The Feminae database presents images of medieval art with descriptions, data, and subject indexing. Each thumbnail picture has a link to a higher quality image often with a zoom view and added content from a museum. Images included represent women and gender 450 to 1500 C.E. in Europe, the Middle East, and North Africa. Beginning in June 2012 we have highlighted each month a newly added image that is rich in documentary evidence or iconographic significance.

As images build up in the database, users can browse for aggregated evidence. The Donor field groups people together in the categories layman/men, laywoman/women, female religious and male religious. The Current Location field allows users to see artwork that is all housed in the same museum. Image records are integrated with all the other Feminae content, so that a search on Mary Magdalen will include results for essays, journal articles, translations, book reviews, and images (which come at the end of the list which is sorted by date). Feminae Research Assistants

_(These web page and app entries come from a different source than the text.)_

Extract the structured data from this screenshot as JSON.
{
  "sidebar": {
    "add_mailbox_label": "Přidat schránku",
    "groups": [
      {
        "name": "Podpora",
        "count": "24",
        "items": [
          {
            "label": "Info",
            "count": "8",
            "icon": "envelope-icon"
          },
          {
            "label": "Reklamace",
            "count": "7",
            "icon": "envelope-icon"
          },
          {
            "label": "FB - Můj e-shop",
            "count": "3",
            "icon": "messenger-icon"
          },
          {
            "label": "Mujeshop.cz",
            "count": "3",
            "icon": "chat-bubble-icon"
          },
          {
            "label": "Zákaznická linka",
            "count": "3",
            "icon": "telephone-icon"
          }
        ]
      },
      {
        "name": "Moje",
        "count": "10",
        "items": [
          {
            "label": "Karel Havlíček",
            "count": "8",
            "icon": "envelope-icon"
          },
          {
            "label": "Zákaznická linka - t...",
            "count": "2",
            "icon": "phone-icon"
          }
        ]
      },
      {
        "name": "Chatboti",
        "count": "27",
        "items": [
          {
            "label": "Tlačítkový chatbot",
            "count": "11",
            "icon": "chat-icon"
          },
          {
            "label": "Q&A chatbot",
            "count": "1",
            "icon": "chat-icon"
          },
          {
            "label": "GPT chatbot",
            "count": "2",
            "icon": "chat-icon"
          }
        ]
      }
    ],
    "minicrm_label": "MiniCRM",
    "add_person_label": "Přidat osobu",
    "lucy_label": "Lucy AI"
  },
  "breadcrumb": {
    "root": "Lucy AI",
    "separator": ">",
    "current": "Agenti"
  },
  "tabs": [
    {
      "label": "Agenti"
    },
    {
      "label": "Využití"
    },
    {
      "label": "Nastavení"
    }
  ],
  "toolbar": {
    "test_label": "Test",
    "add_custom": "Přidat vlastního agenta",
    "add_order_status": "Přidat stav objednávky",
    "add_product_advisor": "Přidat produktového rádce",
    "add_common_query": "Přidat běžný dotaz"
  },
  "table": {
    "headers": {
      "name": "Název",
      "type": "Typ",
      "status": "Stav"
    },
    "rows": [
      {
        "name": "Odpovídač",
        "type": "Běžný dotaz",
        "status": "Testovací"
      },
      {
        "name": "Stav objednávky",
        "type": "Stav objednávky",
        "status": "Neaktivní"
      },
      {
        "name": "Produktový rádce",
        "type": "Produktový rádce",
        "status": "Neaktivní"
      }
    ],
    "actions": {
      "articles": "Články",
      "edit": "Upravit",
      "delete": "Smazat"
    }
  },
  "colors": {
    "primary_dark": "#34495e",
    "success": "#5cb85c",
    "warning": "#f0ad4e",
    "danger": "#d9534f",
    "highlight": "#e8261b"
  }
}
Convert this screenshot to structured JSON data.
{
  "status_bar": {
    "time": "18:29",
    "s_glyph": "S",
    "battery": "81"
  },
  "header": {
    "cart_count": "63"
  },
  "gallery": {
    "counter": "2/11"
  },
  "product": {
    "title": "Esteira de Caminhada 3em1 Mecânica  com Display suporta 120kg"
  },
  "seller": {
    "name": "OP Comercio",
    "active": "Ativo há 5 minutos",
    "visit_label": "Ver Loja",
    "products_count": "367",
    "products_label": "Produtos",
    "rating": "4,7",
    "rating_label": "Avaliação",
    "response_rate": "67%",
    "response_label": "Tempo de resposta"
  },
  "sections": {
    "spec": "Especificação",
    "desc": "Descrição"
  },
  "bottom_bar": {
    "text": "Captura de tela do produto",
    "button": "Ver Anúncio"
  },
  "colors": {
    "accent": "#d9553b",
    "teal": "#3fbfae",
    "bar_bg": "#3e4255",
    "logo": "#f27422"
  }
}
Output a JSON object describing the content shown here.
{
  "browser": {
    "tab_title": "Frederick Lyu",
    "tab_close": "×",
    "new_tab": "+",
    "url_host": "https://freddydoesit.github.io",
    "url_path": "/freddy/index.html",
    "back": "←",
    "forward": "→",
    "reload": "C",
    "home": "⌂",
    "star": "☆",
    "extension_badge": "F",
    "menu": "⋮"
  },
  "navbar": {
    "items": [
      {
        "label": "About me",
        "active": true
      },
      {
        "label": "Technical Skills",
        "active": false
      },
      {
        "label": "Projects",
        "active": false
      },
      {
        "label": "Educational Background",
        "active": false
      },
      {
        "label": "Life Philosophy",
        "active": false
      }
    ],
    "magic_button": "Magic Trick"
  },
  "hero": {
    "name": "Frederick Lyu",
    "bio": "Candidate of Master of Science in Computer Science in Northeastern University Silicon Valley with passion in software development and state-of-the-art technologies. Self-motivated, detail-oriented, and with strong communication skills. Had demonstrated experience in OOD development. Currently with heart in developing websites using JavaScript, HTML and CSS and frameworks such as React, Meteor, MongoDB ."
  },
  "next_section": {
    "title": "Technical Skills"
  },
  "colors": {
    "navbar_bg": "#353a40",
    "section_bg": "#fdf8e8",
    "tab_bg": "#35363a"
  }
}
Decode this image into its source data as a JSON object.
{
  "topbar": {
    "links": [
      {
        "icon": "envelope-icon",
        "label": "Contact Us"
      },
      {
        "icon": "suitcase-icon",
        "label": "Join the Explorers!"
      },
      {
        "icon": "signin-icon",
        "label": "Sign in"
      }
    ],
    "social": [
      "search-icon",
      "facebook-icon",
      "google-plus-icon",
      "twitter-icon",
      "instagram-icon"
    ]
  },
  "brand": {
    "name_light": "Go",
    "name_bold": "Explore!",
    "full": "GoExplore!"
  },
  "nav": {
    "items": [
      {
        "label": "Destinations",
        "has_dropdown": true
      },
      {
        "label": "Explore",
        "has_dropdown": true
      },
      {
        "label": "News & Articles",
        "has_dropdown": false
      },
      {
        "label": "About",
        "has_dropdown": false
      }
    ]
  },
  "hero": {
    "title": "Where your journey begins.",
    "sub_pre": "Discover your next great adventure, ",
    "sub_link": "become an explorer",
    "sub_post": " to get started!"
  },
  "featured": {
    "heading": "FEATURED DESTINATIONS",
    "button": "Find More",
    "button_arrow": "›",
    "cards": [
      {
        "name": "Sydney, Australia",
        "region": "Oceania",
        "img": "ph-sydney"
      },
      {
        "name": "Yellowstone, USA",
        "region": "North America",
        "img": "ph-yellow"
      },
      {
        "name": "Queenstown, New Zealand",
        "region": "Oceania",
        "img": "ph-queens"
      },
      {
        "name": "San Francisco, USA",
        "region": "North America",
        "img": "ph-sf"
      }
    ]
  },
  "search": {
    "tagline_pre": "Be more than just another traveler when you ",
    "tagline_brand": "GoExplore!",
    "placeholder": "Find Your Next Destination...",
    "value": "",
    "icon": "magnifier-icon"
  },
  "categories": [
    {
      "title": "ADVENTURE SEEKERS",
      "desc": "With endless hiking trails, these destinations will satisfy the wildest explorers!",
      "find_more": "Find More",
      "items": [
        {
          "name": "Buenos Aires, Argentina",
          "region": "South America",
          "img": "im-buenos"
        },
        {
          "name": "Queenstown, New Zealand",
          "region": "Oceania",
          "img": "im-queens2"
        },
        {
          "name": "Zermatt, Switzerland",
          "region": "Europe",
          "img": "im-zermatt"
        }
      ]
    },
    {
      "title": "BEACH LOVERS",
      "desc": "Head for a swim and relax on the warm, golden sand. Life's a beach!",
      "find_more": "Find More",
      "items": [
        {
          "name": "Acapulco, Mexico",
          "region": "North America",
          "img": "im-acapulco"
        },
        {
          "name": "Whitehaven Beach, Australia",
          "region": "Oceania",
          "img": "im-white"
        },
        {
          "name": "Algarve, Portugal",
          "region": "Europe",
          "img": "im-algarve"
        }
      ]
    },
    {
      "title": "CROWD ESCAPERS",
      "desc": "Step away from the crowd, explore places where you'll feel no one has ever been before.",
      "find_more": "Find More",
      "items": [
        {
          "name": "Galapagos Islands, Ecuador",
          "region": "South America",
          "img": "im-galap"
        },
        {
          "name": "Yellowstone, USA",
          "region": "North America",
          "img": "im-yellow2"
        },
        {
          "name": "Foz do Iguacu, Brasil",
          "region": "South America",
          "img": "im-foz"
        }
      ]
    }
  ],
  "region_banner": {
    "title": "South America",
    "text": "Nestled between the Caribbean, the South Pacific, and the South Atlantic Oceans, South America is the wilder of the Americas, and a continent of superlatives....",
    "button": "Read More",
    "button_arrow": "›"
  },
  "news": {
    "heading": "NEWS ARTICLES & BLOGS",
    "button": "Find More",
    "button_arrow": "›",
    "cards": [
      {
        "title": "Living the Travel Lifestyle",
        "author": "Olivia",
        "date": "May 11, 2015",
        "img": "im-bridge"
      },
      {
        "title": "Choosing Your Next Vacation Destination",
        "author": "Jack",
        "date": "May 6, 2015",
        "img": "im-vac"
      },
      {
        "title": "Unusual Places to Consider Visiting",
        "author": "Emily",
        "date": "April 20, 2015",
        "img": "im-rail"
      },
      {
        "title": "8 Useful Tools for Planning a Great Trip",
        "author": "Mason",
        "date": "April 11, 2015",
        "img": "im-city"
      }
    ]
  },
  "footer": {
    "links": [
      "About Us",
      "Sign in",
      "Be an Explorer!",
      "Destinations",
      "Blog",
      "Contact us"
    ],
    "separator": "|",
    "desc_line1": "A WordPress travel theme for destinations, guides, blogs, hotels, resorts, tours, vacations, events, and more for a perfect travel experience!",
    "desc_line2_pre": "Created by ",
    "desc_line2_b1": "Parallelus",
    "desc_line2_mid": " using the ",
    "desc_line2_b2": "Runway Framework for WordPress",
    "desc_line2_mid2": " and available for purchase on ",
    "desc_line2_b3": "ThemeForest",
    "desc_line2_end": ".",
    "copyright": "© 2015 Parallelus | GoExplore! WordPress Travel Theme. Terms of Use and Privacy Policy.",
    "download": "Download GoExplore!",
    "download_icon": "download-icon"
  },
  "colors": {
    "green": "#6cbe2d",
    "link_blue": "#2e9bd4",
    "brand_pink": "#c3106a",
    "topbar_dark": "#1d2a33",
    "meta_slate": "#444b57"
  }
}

Feminae Research Assistants:

Caroline Ford is the Feminae intern during the 2020-21 academic year. She is majoring in English at Haverford College with a minor in psychology.

Joe Ding worked on Feminae during the summer of 2020. She is majoring in Mathematics and Philosophy at Haverford College.

Rebecca Chen was the Feminae intern during the summer of 2020. She is an English major at Haverford College with interests in pursuing medicine.

Jonathan Sudo worked on Feminae in summer 2019. He is majoring in History and East Asian Studies at Haverford College.

Drew Forte began working on images in Spring 2018. He has a particular interest in the occult and magic as represented in medieval art.

Jessica Urban researched and wrote about images from fall 2016 through fall 2017. She concentrated on archaeology and material culture. She majored in Archaeology at Bryn Mawr College.

Bill Ristow is working on manuscript images during the 2015-16 academic year. He is majoring in history and writing his senior thesis on medieval kingship with reference to Wace's Roman de Rou and Henry II.

Rachel Davies worked on the brass rubbings during the 2013 summer session for the exhibit Lasting Impressions. During 2015-16 she is concentrating on entries concerning Spanish art.

Leigh Peterson worked on images during the Fall 2012 through Spring 2015 academic years. She was an undergraduate student who majored in art history at Bryn Mawr College. She was an intern at the Cloisters Museum during summer 2013.

Shannon Steiner added images during the summer and fall of 2013. Shannon is a doctoral student in History of Art at Bryn Mawr College. She holds a B.A. from Temple University (2009) and M.A.s from The University of Texas at Austin (2011) and Bryn Mawr College (2013). Her research focuses on the visual culture of saints' cults and the role of art in forming community and gender identities in Byzantium.

Sarah Celentano worked on the initial 300 image records. She is a doctoral student at the University of Texas at Austin. Her research focuses on the visual culture of female monastic communities with a specialization in twelfth-century German-speaking areas. Her dissertation, "Embodied Reading as Political Action in the Hortus deliciarum," will explore the textual and visual responses in the twelfth-century Hortus deliciarum to papal schism and imperial challenges to Church authority. Additional areas of examination will be the use of medieval mnemonic techniques, and conduits of artistic exchange between northern and southern Europe.